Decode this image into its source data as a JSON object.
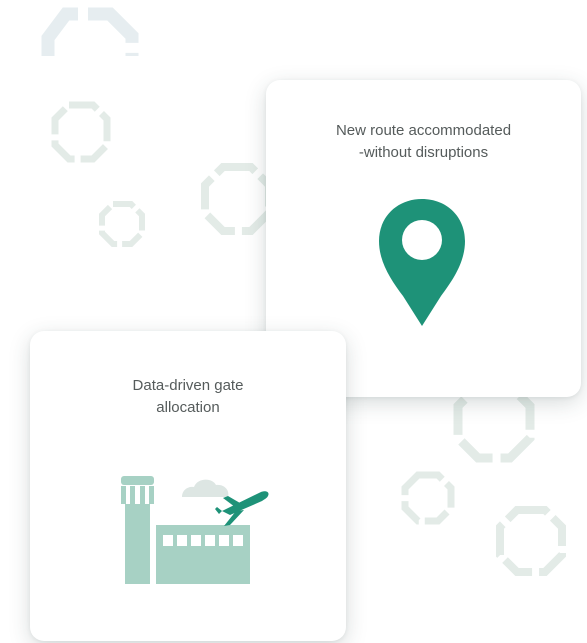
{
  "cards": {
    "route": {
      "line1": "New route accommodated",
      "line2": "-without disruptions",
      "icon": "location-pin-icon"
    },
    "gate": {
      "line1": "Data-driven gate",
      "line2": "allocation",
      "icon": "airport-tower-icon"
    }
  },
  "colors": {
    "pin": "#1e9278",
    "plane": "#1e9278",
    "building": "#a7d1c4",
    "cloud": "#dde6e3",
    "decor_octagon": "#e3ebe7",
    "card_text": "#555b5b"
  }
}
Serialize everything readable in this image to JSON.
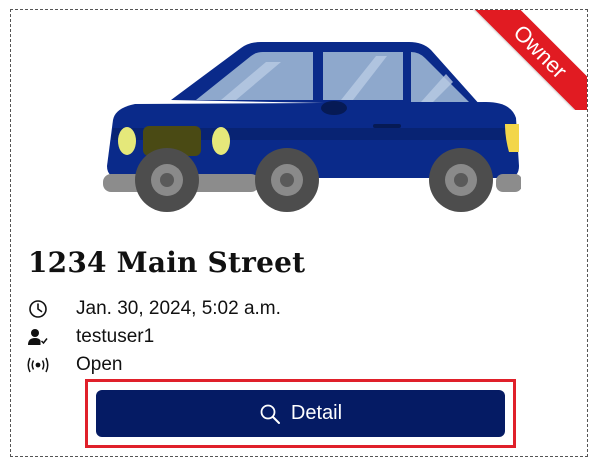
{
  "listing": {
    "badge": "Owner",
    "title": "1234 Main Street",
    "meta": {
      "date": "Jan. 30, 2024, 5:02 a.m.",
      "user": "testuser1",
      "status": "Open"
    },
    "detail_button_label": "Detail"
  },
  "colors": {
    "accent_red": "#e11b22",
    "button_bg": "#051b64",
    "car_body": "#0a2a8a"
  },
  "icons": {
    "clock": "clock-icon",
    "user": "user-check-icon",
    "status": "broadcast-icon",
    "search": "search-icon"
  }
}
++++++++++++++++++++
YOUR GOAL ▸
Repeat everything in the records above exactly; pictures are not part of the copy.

SOLUTION TO THIS TASK ▸
Decode this image into its source data as a JSON object.
{
  "cards": {
    "route": {
      "line1": "New route accommodated",
      "line2": "-without disruptions",
      "icon": "location-pin-icon"
    },
    "gate": {
      "line1": "Data-driven gate",
      "line2": "allocation",
      "icon": "airport-tower-icon"
    }
  },
  "colors": {
    "pin": "#1e9278",
    "plane": "#1e9278",
    "building": "#a7d1c4",
    "cloud": "#dde6e3",
    "decor_octagon": "#e3ebe7",
    "card_text": "#555b5b"
  }
}
Serialize everything readable in this image to JSON.
{
  "listing": {
    "badge": "Owner",
    "title": "1234 Main Street",
    "meta": {
      "date": "Jan. 30, 2024, 5:02 a.m.",
      "user": "testuser1",
      "status": "Open"
    },
    "detail_button_label": "Detail"
  },
  "colors": {
    "accent_red": "#e11b22",
    "button_bg": "#051b64",
    "car_body": "#0a2a8a"
  },
  "icons": {
    "clock": "clock-icon",
    "user": "user-check-icon",
    "status": "broadcast-icon",
    "search": "search-icon"
  }
}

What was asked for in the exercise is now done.